- TASK REQUIREMENTS -
Determine how many lines of the entries include the word "title", and report that number with no further text.

(Element data from apps and pages)
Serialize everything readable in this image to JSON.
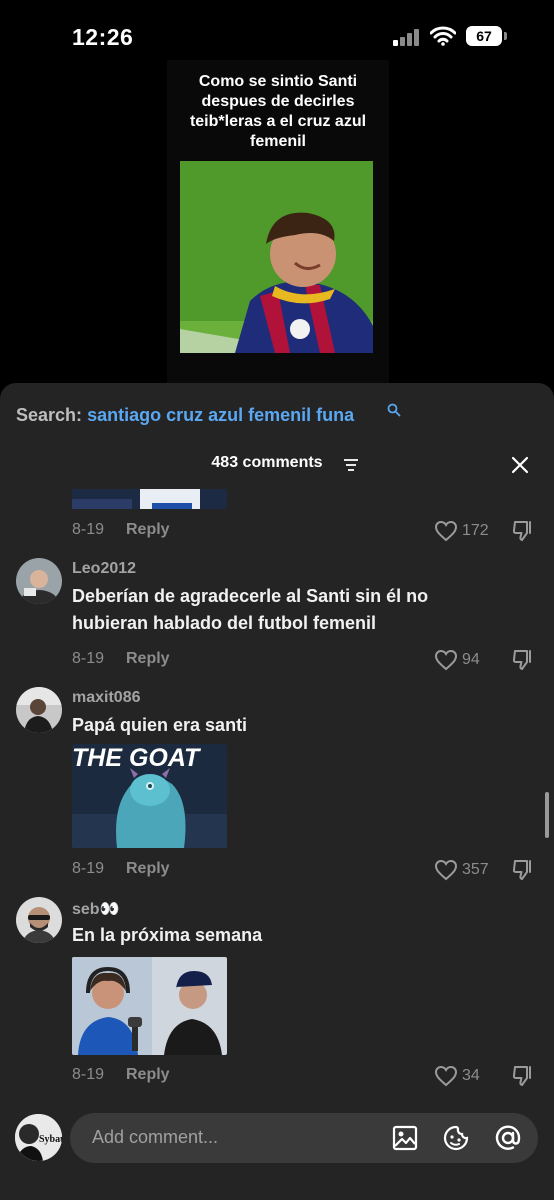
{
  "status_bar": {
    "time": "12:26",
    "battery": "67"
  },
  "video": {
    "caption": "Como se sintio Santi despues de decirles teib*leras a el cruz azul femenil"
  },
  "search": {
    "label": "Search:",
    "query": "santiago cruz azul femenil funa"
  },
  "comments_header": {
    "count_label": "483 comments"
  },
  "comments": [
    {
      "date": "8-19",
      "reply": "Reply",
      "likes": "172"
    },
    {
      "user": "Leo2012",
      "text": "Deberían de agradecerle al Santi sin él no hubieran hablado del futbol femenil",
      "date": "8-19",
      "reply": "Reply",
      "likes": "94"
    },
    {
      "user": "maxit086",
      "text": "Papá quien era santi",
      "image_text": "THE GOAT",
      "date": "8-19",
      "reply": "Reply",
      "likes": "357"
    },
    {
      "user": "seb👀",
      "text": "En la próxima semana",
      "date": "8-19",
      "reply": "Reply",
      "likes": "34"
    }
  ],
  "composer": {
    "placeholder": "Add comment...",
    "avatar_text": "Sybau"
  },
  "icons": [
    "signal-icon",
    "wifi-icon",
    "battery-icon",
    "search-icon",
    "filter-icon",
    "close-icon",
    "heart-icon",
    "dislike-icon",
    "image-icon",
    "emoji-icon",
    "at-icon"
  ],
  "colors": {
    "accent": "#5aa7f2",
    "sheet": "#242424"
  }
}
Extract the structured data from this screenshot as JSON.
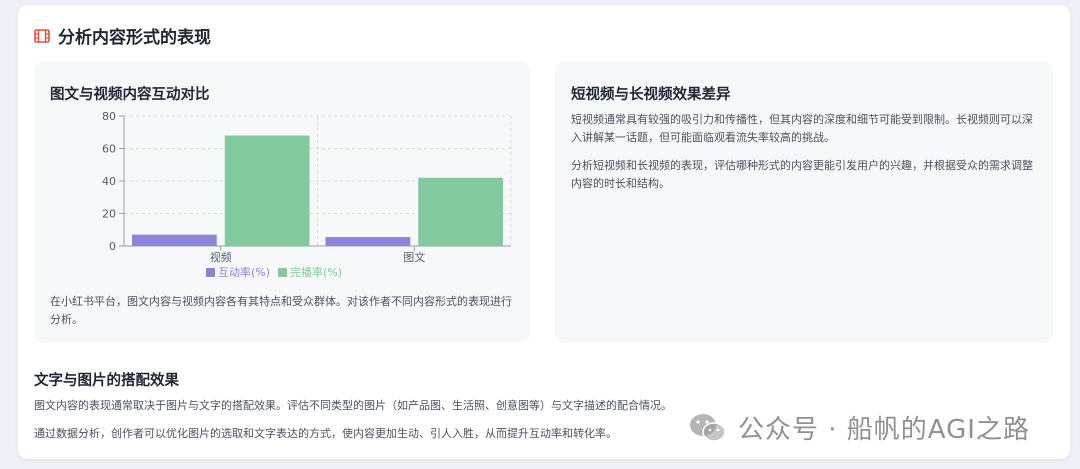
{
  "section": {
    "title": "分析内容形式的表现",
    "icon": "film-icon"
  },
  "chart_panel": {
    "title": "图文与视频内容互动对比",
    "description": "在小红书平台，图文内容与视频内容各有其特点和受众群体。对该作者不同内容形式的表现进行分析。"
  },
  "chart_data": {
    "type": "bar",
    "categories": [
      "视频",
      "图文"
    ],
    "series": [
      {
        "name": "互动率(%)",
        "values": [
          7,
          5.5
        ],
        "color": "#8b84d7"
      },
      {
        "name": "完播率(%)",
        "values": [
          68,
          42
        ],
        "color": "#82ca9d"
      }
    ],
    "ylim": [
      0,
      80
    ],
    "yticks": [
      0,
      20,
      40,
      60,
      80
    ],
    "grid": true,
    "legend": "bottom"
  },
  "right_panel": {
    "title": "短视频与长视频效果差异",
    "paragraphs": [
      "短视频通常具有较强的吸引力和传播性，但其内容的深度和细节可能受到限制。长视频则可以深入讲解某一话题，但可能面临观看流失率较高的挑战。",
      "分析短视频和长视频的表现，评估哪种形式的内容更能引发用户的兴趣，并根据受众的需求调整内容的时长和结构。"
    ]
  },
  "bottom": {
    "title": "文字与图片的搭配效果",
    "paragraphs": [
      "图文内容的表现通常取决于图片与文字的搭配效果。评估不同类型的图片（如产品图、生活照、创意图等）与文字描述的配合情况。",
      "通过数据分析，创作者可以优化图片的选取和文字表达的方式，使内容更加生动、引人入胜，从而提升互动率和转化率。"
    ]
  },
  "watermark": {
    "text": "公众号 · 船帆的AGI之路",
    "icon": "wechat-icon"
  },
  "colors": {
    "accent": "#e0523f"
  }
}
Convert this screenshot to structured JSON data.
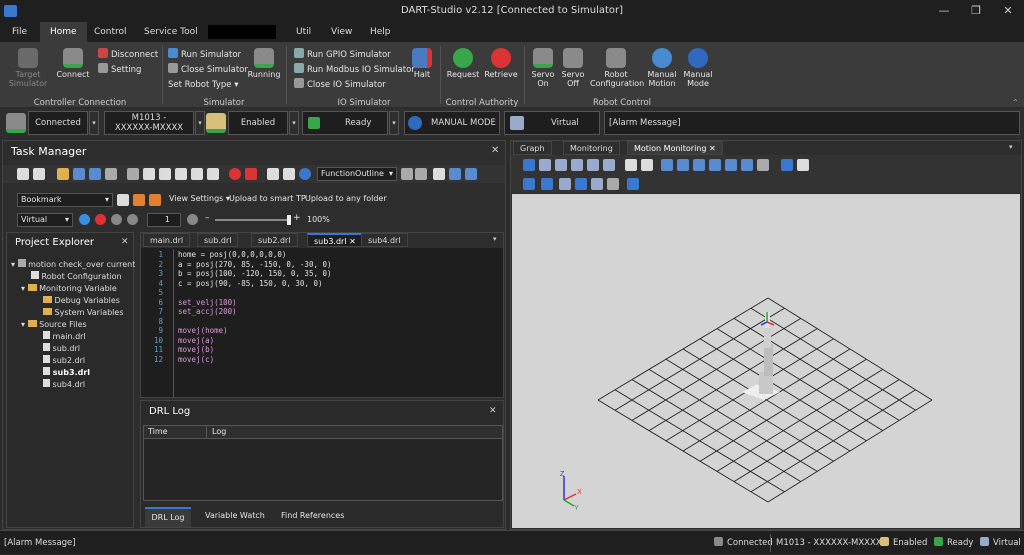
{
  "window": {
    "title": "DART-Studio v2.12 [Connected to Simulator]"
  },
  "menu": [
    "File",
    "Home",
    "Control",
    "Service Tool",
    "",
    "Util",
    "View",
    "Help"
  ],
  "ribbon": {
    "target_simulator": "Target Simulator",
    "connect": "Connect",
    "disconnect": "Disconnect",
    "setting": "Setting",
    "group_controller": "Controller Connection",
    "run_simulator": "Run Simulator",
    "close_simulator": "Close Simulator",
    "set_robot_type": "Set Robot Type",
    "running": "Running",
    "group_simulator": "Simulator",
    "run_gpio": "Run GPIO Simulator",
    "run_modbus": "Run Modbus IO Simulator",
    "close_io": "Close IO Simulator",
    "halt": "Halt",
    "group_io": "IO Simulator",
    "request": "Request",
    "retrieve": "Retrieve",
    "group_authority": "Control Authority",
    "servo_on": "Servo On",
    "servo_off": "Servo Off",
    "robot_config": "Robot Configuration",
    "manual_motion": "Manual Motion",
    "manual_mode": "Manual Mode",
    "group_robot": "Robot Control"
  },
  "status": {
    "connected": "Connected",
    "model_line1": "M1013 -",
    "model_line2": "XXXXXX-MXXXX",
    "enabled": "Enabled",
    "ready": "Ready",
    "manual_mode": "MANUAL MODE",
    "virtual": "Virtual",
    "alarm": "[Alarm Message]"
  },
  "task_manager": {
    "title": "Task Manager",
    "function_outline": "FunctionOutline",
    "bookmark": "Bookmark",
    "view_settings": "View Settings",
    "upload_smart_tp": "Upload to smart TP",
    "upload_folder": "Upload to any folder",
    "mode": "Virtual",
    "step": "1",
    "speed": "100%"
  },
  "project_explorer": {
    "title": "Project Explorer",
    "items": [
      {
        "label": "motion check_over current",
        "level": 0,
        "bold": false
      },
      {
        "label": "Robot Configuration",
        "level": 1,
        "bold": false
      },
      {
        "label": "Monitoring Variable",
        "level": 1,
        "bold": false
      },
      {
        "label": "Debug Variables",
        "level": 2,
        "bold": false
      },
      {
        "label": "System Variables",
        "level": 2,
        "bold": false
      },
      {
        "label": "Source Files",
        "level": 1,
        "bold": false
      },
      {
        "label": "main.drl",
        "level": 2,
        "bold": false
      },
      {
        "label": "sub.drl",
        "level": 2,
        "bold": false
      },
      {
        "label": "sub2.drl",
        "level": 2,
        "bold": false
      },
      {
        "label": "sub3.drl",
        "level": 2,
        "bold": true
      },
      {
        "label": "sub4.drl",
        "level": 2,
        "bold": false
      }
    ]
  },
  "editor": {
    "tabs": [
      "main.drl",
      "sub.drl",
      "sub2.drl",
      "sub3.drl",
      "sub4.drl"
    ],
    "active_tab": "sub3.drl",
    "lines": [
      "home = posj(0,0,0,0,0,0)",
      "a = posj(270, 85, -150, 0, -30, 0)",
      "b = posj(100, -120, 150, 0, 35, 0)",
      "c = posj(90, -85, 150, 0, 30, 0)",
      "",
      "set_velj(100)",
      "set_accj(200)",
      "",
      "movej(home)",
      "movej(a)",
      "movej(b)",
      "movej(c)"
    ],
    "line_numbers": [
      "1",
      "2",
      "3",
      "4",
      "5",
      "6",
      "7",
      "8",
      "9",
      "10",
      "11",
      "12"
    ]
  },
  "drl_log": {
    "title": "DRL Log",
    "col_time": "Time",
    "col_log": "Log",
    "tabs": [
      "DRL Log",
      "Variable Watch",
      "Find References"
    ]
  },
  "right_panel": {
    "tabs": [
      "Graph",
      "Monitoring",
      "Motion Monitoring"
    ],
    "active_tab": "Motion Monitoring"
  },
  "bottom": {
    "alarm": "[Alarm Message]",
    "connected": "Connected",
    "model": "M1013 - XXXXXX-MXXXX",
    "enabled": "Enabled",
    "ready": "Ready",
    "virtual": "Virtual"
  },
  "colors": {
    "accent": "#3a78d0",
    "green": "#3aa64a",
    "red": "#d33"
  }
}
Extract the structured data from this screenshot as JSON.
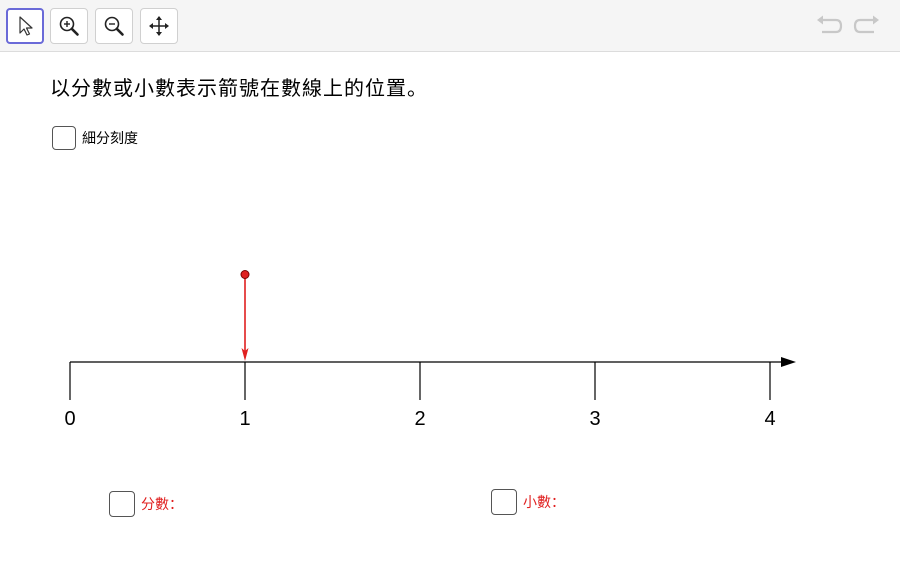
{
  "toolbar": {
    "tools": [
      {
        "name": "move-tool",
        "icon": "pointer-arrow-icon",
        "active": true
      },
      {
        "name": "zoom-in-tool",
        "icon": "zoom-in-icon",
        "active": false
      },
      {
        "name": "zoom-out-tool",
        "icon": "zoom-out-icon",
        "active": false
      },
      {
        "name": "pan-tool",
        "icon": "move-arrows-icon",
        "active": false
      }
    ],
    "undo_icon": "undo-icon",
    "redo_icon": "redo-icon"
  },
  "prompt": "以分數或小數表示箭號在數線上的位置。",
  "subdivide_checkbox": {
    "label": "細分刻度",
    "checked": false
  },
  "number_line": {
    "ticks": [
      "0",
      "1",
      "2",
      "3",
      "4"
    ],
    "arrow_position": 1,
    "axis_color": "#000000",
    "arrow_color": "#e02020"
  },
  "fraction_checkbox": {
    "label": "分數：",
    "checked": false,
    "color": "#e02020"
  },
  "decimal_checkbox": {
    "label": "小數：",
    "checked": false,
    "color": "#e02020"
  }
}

- TASK ANSWER -
8